Micro, small and medium enterprises in Kenya are at the front-line in creating employment and economic growth and should not not be left behind in the implementation of this agenda. Here is a list of a few ways your own business can contribute to women economic empowerment in Kenya:
We have celebrated the proportionate representation of men and women in small business ownership in Kenya. But when it comes to top corporate leadership, there remains plenty to bemoan. Your business can help stem the tide by ensuring recruitment, promotion and issue of more responsibility is based purely on merit. If it’s more than this then it punishes other hardworking women who opt, rightly so, not to take shortcuts. This will help in solving the ‘previous experience’ problem that hampers new women entrepreneurs.
This is a potential banana skin because it can create the perception of rewarding less productivity. To do it right, you must try new ways to organize staff beyond rigid norms on schedule and attire. Why are people even made to put on ties? One way workplaces do not contribute to women economic empowerment in Kenya is by punishing women who start families. Starting families requires these women to ‘step back’ on work but it should not be zero-sum neither should home duty be considered worthless. Today, there is a market value for home duty. For example, you probably pay someone to take part of the home duty burden.
I agree, it is difficult for your small businesses to get its hands on the best of high skilled labor. But do you even try and develop the employees you have through training? For us, it means better women entrepreneurs in future (when they leave your business ha!). They’ll be able to venture into more of the investor-preferred sectors. But for your business it means improved performance today. Development of your female employees, through training, is also a great retention strategy.
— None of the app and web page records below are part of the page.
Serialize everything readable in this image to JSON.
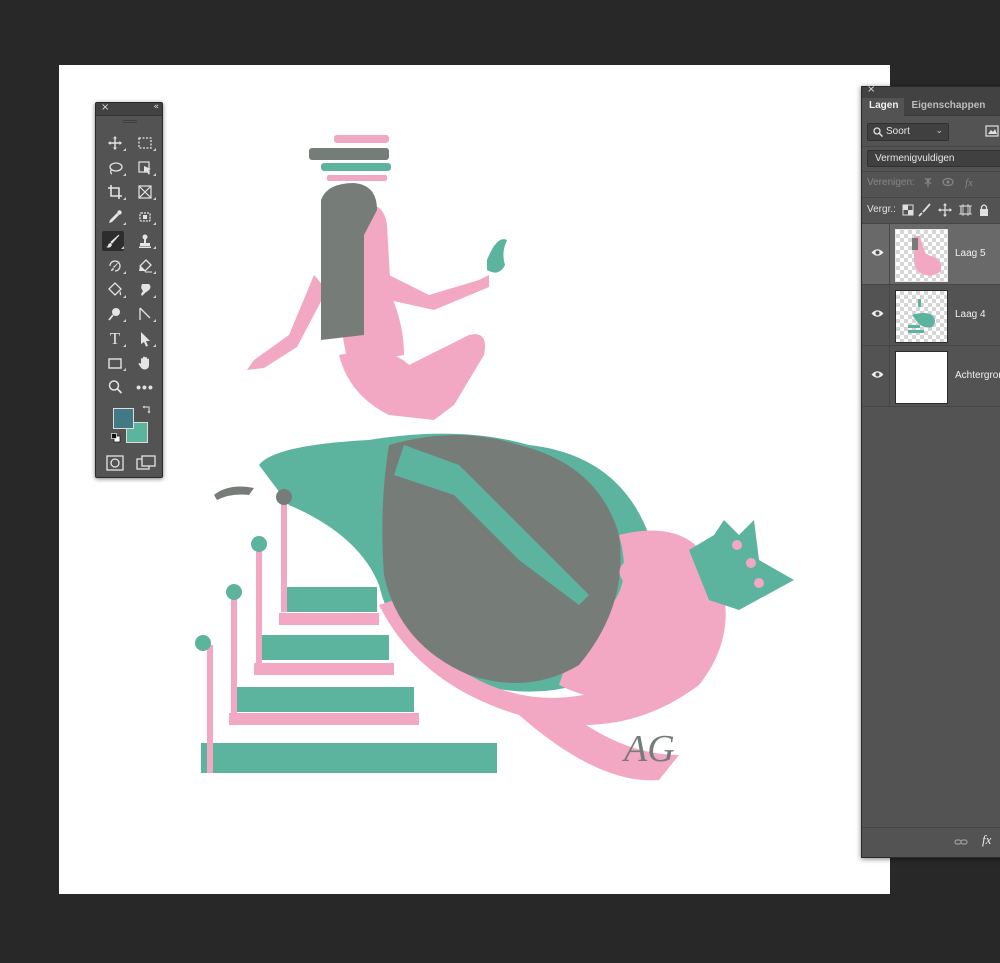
{
  "toolbar": {
    "close_icon": "×",
    "collapse_icon": "«",
    "tools": [
      {
        "name": "move-tool",
        "icon": "move-icon"
      },
      {
        "name": "marquee-tool",
        "icon": "rect-marquee-icon"
      },
      {
        "name": "lasso-tool",
        "icon": "lasso-icon"
      },
      {
        "name": "object-select-tool",
        "icon": "object-select-icon"
      },
      {
        "name": "crop-tool",
        "icon": "crop-icon"
      },
      {
        "name": "frame-tool",
        "icon": "frame-icon"
      },
      {
        "name": "eyedropper-tool",
        "icon": "eyedropper-icon"
      },
      {
        "name": "spot-healing-tool",
        "icon": "bandage-icon"
      },
      {
        "name": "brush-tool",
        "icon": "brush-icon",
        "active": true
      },
      {
        "name": "clone-stamp-tool",
        "icon": "stamp-icon"
      },
      {
        "name": "history-brush-tool",
        "icon": "history-brush-icon"
      },
      {
        "name": "eraser-tool",
        "icon": "eraser-icon"
      },
      {
        "name": "paint-bucket-tool",
        "icon": "bucket-icon"
      },
      {
        "name": "smudge-tool",
        "icon": "smudge-icon"
      },
      {
        "name": "dodge-tool",
        "icon": "dodge-icon"
      },
      {
        "name": "pen-tool",
        "icon": "pen-icon"
      },
      {
        "name": "type-tool",
        "icon": "type-icon",
        "text": "T"
      },
      {
        "name": "path-select-tool",
        "icon": "arrow-icon"
      },
      {
        "name": "rectangle-tool",
        "icon": "rectangle-icon"
      },
      {
        "name": "hand-tool",
        "icon": "hand-icon"
      },
      {
        "name": "zoom-tool",
        "icon": "zoom-icon"
      },
      {
        "name": "more-tools",
        "icon": "more-icon",
        "text": "•••"
      }
    ],
    "foreground_color": "#417a85",
    "background_color": "#5cb39e"
  },
  "layers_panel": {
    "close_icon": "×",
    "tabs": [
      {
        "label": "Lagen",
        "active": true
      },
      {
        "label": "Eigenschappen",
        "active": false
      }
    ],
    "filter": {
      "label": "Soort"
    },
    "blend_mode": "Vermenigvuldigen",
    "unify_label": "Verenigen:",
    "lock_label": "Vergr.:",
    "layers": [
      {
        "name": "Laag 5",
        "visible": true,
        "selected": true
      },
      {
        "name": "Laag 4",
        "visible": true,
        "selected": false
      },
      {
        "name": "Achtergrond",
        "visible": true,
        "selected": false
      }
    ],
    "footer": {
      "fx_label": "fx"
    }
  },
  "canvas": {
    "signature": "AG",
    "colors": {
      "pink": "#f2a8c3",
      "teal": "#5cb39e",
      "overlap": "#767d79"
    }
  }
}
Most women typically find it difficult to speak up at work because of the negative stereotypes that come with. That is why we are forced to write lists on how women can negotiate better and discuss whether they make bad bosses. You can have an enterprise that is receptive of new ideas and that is mature enough to be above restriction to job titles. Seriously, almost everyone is going to a college or university, the top-down ordering people around is not going to work anymore. You have to show your idea is better.
Do you know any other ways small businesses can help in women economic empowerment in Kenya? Share with us on the comments below0